▶ **TASK DIRECTIONS**:
Report the count of lines with "Replace" in the data below, and no other words.

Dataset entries
┌────────

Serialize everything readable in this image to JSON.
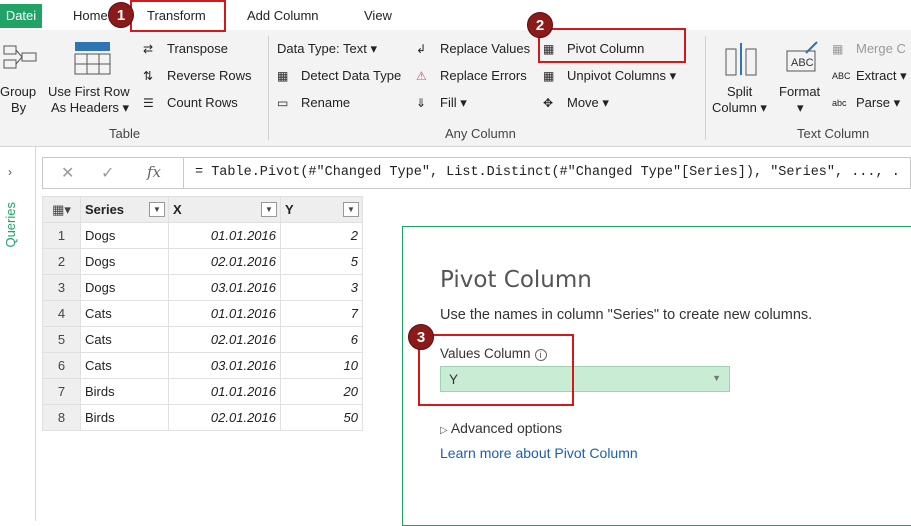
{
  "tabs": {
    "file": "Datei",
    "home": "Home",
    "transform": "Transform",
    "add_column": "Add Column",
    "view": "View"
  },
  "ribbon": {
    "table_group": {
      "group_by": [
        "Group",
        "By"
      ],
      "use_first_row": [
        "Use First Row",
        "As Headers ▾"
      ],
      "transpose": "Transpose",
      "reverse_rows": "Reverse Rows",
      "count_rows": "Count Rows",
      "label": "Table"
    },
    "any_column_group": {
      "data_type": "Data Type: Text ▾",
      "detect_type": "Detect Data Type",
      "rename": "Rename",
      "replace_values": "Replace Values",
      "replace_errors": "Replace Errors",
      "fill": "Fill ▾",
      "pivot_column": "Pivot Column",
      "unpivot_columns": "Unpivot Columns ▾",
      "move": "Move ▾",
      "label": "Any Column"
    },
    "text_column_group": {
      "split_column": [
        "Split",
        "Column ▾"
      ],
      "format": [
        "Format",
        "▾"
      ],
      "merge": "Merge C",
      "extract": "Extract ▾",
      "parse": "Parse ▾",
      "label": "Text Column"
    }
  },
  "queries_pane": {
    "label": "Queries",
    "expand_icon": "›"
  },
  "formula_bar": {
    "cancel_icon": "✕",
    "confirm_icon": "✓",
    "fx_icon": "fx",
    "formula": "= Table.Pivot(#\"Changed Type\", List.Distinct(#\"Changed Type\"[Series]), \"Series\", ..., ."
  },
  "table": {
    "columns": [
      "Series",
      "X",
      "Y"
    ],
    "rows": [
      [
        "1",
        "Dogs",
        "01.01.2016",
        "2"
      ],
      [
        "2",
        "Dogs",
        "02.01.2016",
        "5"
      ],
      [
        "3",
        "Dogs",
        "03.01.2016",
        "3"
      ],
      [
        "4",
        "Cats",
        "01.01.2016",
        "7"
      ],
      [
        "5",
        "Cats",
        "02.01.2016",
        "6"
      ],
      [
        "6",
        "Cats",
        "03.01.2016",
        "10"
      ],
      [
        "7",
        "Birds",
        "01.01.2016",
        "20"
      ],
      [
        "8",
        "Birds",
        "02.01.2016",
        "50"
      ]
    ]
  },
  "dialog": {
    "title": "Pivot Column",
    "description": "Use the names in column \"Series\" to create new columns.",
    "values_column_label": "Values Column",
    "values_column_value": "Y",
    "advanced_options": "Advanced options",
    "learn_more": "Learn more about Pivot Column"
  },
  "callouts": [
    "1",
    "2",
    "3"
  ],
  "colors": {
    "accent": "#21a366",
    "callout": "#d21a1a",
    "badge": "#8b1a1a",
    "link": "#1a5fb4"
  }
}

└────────
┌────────

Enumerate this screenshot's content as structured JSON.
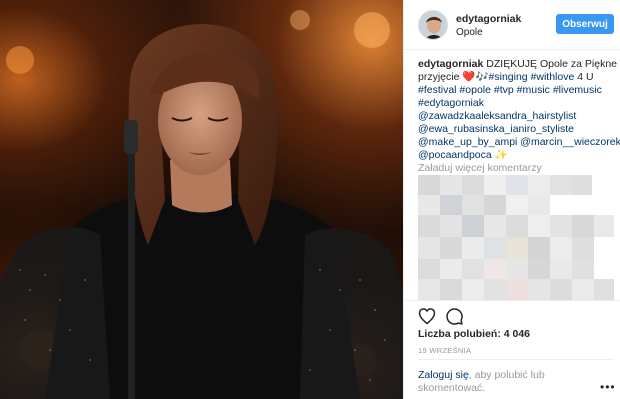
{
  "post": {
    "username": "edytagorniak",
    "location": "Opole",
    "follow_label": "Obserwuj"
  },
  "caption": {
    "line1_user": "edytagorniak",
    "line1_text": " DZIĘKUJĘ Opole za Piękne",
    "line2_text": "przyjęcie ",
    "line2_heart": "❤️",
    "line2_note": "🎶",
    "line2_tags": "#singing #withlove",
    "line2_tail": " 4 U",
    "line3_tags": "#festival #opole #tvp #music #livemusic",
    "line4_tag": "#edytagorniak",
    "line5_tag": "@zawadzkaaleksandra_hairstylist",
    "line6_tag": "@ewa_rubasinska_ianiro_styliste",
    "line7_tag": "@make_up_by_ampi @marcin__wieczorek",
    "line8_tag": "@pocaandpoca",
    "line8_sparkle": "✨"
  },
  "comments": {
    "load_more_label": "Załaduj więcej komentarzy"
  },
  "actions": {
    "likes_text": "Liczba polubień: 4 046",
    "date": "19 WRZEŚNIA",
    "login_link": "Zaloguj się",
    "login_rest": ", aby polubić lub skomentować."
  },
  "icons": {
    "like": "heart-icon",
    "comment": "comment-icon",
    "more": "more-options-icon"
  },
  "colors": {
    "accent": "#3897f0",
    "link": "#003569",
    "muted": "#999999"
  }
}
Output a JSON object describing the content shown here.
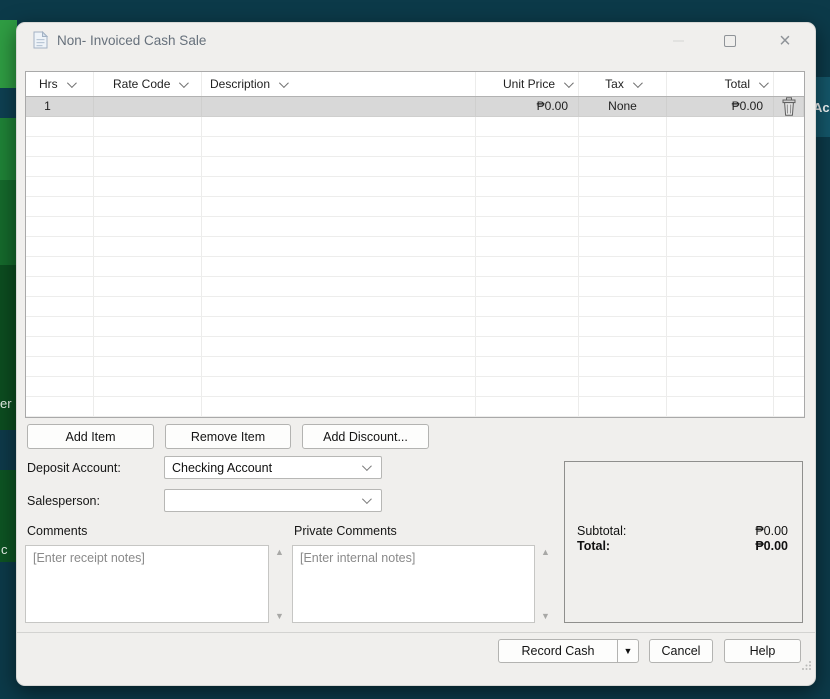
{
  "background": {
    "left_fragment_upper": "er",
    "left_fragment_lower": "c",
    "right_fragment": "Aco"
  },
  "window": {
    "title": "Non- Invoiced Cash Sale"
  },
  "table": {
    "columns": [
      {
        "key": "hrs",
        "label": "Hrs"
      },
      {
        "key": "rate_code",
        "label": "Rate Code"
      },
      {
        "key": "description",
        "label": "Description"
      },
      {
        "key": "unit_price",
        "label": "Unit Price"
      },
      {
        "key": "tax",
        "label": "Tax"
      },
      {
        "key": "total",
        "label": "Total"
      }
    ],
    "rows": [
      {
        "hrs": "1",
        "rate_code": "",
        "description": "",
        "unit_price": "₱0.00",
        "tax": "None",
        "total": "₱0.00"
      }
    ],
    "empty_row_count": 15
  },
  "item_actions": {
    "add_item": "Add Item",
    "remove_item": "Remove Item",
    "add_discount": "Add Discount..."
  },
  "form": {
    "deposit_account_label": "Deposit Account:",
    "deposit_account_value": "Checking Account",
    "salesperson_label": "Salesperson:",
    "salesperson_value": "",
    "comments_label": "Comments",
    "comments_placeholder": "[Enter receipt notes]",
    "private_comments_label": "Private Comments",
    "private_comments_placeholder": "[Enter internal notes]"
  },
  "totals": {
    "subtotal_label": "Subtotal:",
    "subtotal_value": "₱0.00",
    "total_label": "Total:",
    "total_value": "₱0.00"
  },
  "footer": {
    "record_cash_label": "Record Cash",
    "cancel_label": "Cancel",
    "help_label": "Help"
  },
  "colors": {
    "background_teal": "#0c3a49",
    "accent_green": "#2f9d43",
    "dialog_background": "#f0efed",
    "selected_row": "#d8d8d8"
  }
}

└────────

▶ **EXERCISE OUTPUT**:
2